-------- DATA TO USE --------

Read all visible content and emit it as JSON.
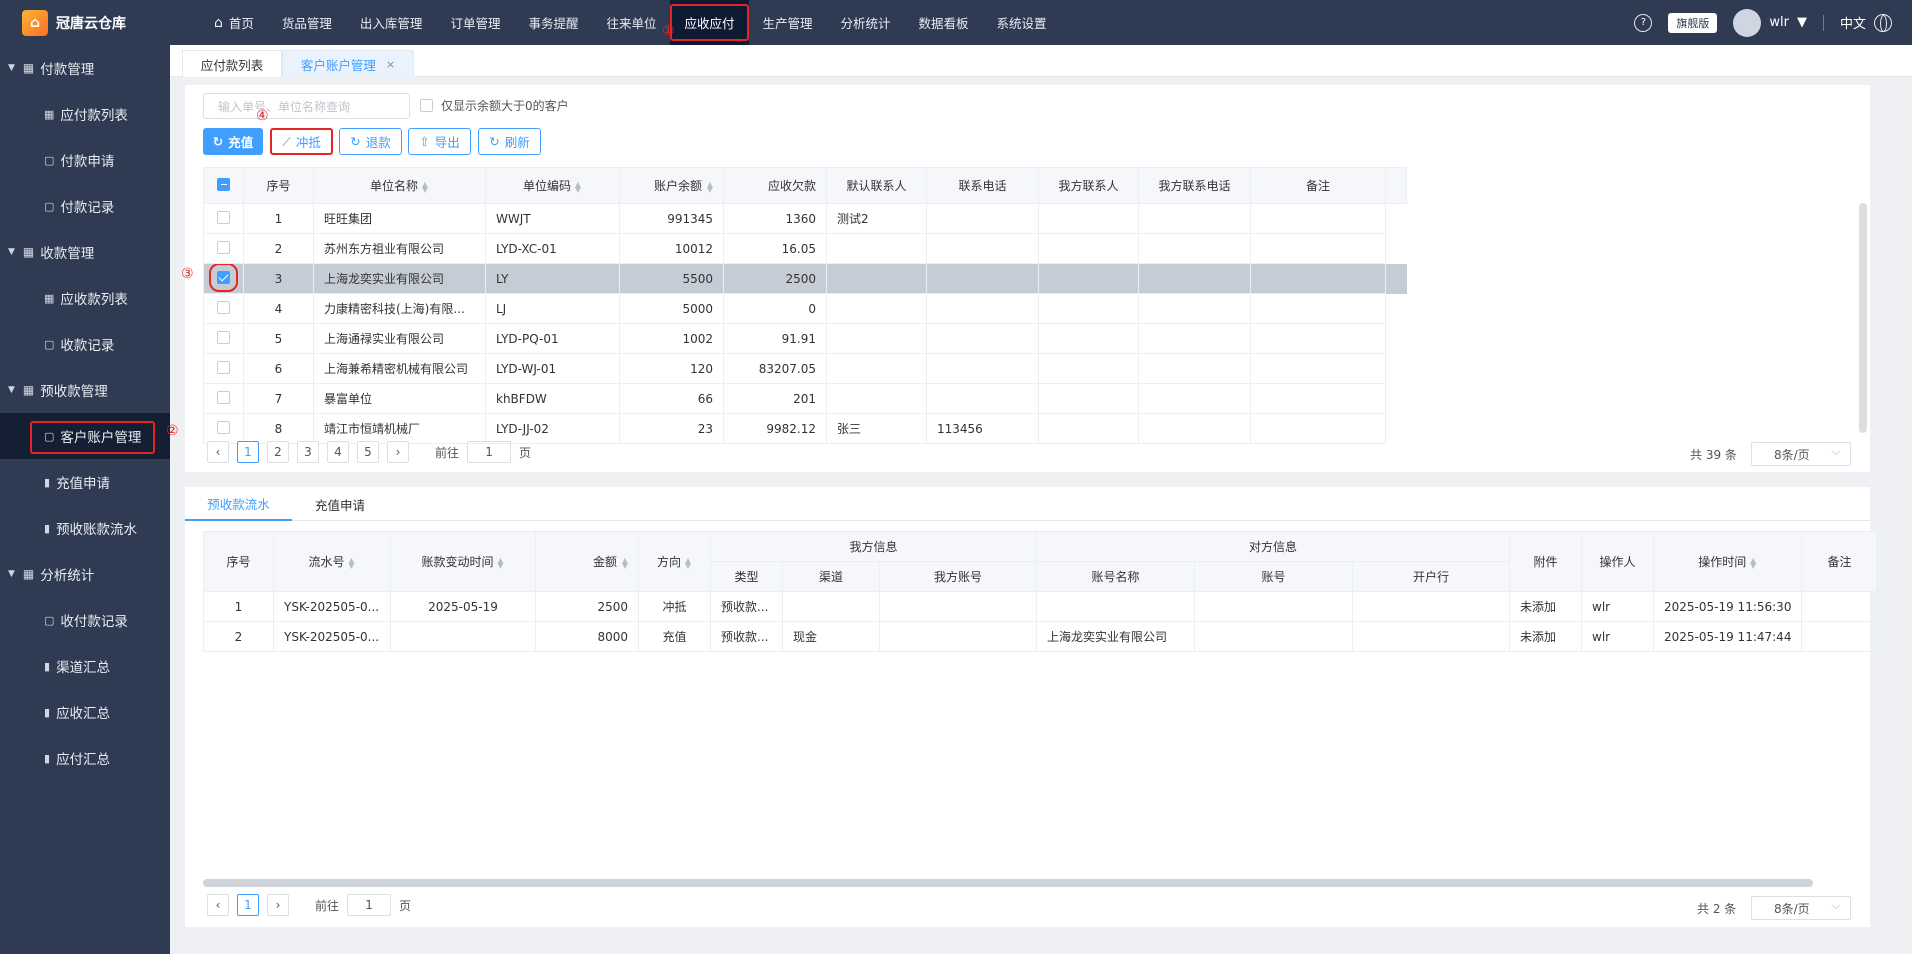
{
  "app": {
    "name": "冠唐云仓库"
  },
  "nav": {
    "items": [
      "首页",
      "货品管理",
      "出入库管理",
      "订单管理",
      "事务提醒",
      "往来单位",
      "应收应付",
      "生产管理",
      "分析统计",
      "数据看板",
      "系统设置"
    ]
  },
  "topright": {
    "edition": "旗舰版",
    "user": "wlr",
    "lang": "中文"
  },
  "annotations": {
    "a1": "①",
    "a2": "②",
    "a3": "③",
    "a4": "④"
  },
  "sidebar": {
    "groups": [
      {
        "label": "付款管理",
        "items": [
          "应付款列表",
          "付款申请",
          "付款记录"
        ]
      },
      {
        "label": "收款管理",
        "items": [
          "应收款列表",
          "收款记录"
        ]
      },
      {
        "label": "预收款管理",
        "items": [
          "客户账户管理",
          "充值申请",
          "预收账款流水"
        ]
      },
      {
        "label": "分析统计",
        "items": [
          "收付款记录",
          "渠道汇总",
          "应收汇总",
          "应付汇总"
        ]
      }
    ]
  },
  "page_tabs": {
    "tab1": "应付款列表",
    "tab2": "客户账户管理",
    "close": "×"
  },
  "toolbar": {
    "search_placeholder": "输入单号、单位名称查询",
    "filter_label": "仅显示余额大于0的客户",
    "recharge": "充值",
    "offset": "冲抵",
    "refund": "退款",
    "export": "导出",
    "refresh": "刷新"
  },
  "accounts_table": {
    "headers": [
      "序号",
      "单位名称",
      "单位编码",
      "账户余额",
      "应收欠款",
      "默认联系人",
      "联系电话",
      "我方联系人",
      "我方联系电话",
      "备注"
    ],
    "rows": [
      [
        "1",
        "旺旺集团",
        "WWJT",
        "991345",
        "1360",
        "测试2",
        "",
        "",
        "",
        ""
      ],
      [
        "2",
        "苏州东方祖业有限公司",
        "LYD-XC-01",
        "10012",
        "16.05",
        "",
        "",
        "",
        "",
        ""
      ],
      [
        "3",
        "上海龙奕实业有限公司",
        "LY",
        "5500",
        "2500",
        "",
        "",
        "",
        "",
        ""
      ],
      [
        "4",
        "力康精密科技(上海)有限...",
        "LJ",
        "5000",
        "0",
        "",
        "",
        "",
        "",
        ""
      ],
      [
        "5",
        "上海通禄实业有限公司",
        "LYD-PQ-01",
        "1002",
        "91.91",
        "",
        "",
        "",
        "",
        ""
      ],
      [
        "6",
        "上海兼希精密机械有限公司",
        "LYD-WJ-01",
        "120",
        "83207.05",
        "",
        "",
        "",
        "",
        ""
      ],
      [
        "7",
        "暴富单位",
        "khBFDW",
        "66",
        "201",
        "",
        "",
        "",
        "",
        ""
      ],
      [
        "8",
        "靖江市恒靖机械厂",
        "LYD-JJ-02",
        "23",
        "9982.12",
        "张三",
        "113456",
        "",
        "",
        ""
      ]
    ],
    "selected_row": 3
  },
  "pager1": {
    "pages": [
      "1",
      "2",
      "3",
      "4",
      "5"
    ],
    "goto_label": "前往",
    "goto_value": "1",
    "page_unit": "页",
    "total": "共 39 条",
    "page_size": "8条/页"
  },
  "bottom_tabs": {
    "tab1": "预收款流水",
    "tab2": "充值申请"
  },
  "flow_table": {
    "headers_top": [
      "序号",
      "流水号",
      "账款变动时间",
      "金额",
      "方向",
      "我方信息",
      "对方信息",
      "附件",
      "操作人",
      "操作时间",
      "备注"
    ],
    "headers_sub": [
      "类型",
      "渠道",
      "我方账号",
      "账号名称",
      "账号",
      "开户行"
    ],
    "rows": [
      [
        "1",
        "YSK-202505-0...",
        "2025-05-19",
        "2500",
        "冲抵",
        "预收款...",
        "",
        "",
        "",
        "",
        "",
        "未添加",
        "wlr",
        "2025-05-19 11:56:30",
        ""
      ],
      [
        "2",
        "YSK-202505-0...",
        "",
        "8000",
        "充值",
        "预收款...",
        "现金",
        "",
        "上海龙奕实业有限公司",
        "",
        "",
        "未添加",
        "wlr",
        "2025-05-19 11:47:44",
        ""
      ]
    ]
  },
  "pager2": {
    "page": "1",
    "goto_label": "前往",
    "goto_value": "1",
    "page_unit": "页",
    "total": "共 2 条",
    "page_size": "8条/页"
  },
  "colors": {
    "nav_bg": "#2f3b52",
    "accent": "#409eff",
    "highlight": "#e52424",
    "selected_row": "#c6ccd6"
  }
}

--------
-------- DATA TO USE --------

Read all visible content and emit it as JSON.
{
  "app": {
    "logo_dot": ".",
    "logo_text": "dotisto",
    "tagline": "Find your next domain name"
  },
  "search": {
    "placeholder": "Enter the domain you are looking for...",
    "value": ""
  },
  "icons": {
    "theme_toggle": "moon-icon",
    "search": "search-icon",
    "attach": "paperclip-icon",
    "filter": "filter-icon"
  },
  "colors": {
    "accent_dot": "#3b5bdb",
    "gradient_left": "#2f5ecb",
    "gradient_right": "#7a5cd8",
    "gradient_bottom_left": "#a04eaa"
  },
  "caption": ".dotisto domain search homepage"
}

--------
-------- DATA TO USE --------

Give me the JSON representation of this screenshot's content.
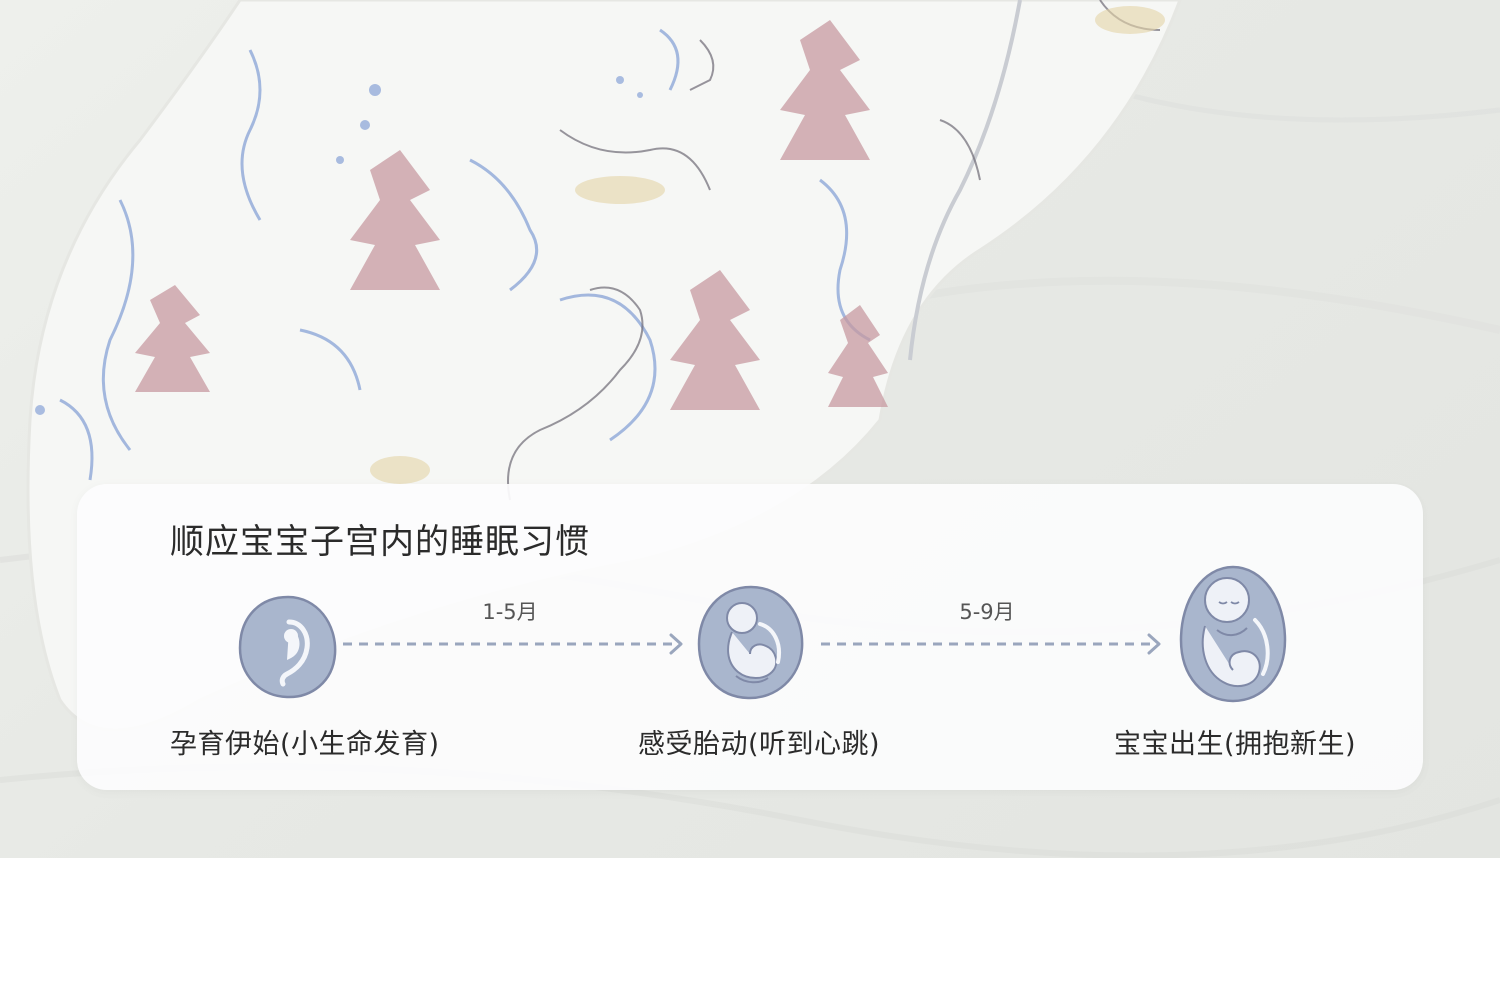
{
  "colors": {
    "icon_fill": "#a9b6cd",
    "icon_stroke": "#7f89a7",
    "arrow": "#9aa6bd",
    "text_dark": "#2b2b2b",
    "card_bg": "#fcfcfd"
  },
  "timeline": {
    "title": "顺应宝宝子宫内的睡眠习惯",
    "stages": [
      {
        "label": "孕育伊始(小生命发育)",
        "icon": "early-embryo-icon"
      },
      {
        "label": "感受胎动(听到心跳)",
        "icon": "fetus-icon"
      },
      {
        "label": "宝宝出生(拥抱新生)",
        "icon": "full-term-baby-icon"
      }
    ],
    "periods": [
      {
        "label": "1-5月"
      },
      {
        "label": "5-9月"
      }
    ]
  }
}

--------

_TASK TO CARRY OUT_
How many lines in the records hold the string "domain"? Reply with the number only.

_RESPONSE AREA_
3